Energy and Charge Transfer in Organic Semiconductors

Springer Science & Business Media
Free sample

Great progress has been made in the field of ordinary semiconductor physics and associated technologies. For the time being, if we could use new materials such as organic semiconductors progress in electronics could be accelerated. Characteristics of organic semiconductors that are superior to others are: i) high photo-conductivity under irradiation along with low leakage current in the dark, ii) high sensitivity of the conductivity to various gases and to pressure. iii) possibility of using them in the amorphous state, iv) possibility of making devices of extremely small size, v) large variety of the materials, which makes suitable choice of material component easy. A possible future development is a highly conductive material which could be used for electric power transmission - and which might help solve some of the problems posed by transmission losses. The U.S.-Japan Seminar on Energy and Charge Transfer in Organic Semiconductors was held in Osaka Japan, 6-9 August, 1973. Completed results were summarized and the direction for the future was discussed. Information was exchanged quite freely and actively in a pleasant atmosphere. Many of the papers presented at the seminar are published here but unfortunately a few could not be included. It would give us great pleasure if this seminar could be one step in the further development of the research in this field.
Read more

Reviews

Loading...

Additional Information

Publisher
Springer Science & Business Media
Read more
Published on
Dec 6, 2012
Read more
Pages
200
Read more
ISBN
9781468421095
Read more
Read more
Best For
Read more
Language
English
Read more
Genres
Science / Chemistry / Analytic
Science / Physics / Atomic & Molecular
Science / Physics / Condensed Matter
Science / Spectroscopy & Spectrum Analysis
Read more
Content Protection
This content is DRM protected.
Read more

Reading information

Smartphones and Tablets

Install the Google Play Books app for Android and iPad/iPhone. It syncs automatically with your account and allows you to read online or offline wherever you are.

Laptops and Computers

You can read books purchased on Google Play using your computer's web browser.

eReaders and other devices

To read on e-ink devices like the Sony eReader or Barnes & Noble Nook, you'll need to download a file and transfer it to your device. Please follow the detailed Help center instructions to transfer the files to supported eReaders.
Brian Cox
The most accessible, entertaining, and enlightening explanation of the best-known physics equation in the world, as rendered by two of today’s leading scientists.
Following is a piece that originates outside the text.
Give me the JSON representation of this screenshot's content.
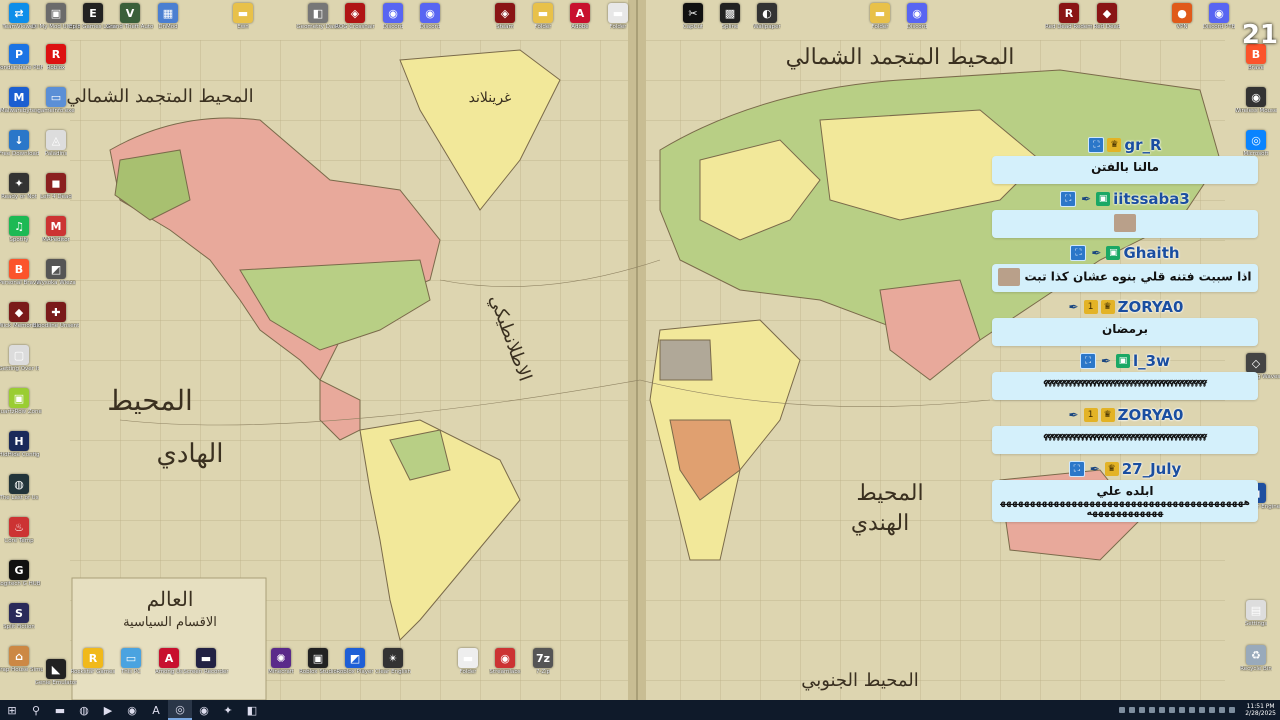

Professor Brian Cox and Professor Jeff Forshaw go on a journey to the frontier of 21st century science to consider the real meaning behind the iconic sequence of symbols that make up Einstein’s most famous equation, E=mc2. Breaking down the symbols themselves, they pose a series of questions: What is energy? What is mass? What has the speed of light got to do with energy and mass? In answering these questions, they take us to the site of one of the largest scientific experiments ever conducted. Lying beneath the city of Geneva, straddling the Franco-Swiss boarder, is a 27 km particle accelerator, known as the Large Hadron Collider. Using this gigantic machine—which can recreate conditions in the early Universe fractions of a second after the Big Bang—Cox and Forshaw will describe the current theory behind the origin of mass.

Alongside questions of energy and mass, they will consider the third, and perhaps, most intriguing element of the equation: 'c' - or the speed of light. Why is it that the speed of light is the exchange rate? Answering this question is at the heart of the investigation as the authors demonstrate how, in order to truly understand why E=mc2, we first must understand why we must move forward in time and not backwards and how objects in our 3-dimensional world actually move in 4-dimensional space-time. In other words, how the very fabric of our world is constructed. A collaboration between two of the youngest professors in the UK, Why Does E=mc2? promises to be one of the most exciting and accessible explanations of the theory of relativity in recent years.
 

©2017 GoogleSite Terms of ServicePrivacyDevelopersArtistsAbout Google
By purchasing this item, you are transacting with Google Payments and agreeing to the Google Payments Terms of Service and Privacy Notice.